Indonesian vice president Jusuf Kalla says the toll could climb based on previous disasters.

Medical team members help patients outside a hospital after an earthquake and a tsunami hit Palu, on Sulawesi island on 29 September 2018. Picture: AFP

JOHANNESBURG - The death toll from a deadly earthquake and tsunami in Indonesia rose to 420 on Sunday morning.

Indonesian vice president Jusuf Kalla says the toll could climb based on previous disasters.

There are concerns as residents in the island of Sulawesi are struggling to find food and water.

Local media is reporting the death toll had increased to 420 with a further 540 seriously injured.

Aid continues to enter into the coastal city of Palu, while the Indonesian military has been deployed.

Dozens of people were reported to be trapped in the rubble of a hotel and a mall in the city of Palu, which was hit by waves as high as six metres following the 7.5 magnitude earthquake on Friday.

A young woman was pulled alive from the rubble of the Roa Roa Hotel, the news website Detik.com reported. Hotel owner Ko Jefry told Metro TV on Saturday that up to 60 people were believed trapped. Hundreds of people gathered at the mall searching for loved ones.

“We’ve got information from people that their relatives are still inside, so we’re focusing on that, especially to find survivors,” a rescuer identified as Yusuf, working at the ruins of the mall, told Metro TV.

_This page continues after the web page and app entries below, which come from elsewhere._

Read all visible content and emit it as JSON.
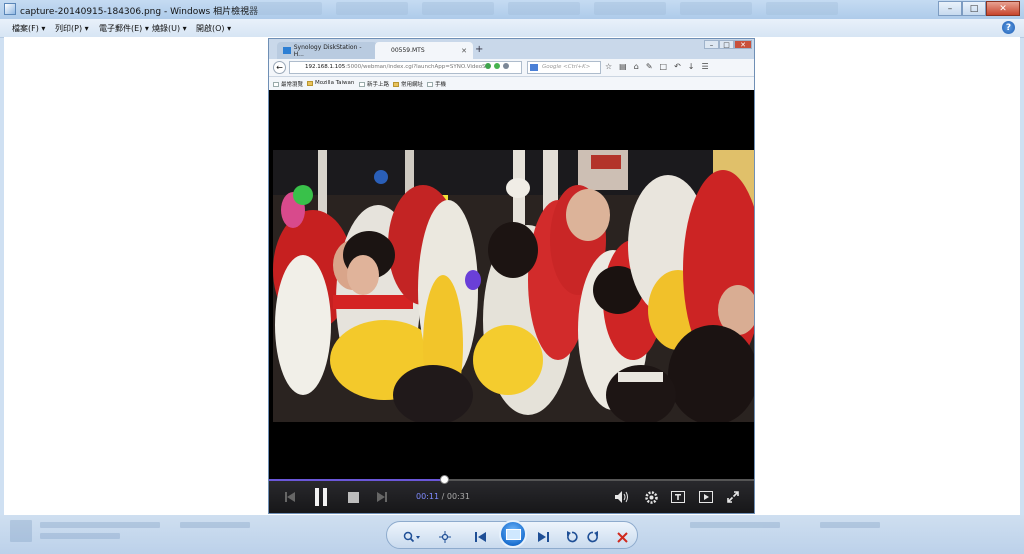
{
  "window": {
    "title": "capture-20140915-184306.png - Windows 相片檢視器"
  },
  "menu": {
    "items": [
      "檔案(F)",
      "列印(P)",
      "電子郵件(E)",
      "燒錄(U)",
      "開啟(O)"
    ],
    "help": "?"
  },
  "browser": {
    "tabs": [
      {
        "label": "Synology DiskStation - H..."
      },
      {
        "label": "00559.MTS"
      }
    ],
    "url_host": "192.168.1.105",
    "url_rest": ":5000/webman/index.cgi?launchApp=SYNO.VideoS",
    "search_placeholder": "Google <Ctrl+K>",
    "bookmarks": [
      "最常瀏覽",
      "Mozilla Taiwan",
      "新手上路",
      "常用網址",
      "手機"
    ]
  },
  "player": {
    "time_current": "00:11",
    "time_separator": "/",
    "time_total": "00:31",
    "progress": 0.36
  },
  "icons": {
    "help": "help-icon",
    "zoom": "zoom-icon",
    "fit": "actual-size-icon",
    "prev": "previous-icon",
    "slideshow": "slideshow-icon",
    "next": "next-icon",
    "rotate_ccw": "rotate-ccw-icon",
    "rotate_cw": "rotate-cw-icon",
    "delete": "delete-icon"
  }
}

With confirmed deaths only from Palu, authorities are bracing for much worse as reports filter in from outlying areas, in particular, Donggala, a region of 300,000 people north of Palu and closer to the epicentre of the quake.

A disaster official said the tsunami travelled across the open sea at speeds of 800kph before striking the shore and casualties could have been caused along a 300km stretch of coast, north and south of Palu.

QUESTIONS ABOUT WARNINGS

Indonesia is all too familiar with deadly earthquakes and tsunamis. In 2004, a quake off Sumatra island triggered a tsunami across the Indian Ocean, killing 226,000 people in 13 countries, including more than 120,000 in Indonesia.
Questions are sure to be asked why warning systems set up around the country after that disaster appear to have failed on Friday.

The meteorological and geophysics agency BMKG issued a tsunami warning after the Friday quake but lifted it 34 minutes later, drawing widespread criticism it had withdrawn it too quickly. But officials said they estimated the waves had hit while the warning was in force.

Hundreds of people had gathered for a festival on Palu’s beach when the wall of water smashed onshore at dusk on Friday, sweeping many people to their deaths.

Video footage showed trees, buildings and a communications tower being swept through a rural landscape by a landslide caused by liquification of the soil, according BNPB’s Nugroho.

In other footage on social media, a man on the upper floor of a building could be heard shouting warnings of the approaching tsunami to people on the street below moments before the wave crashed ashore. Reuters was not able to authenticate the footage.

Additional reporting by Reuters.

(Edited by Shimoney Regter)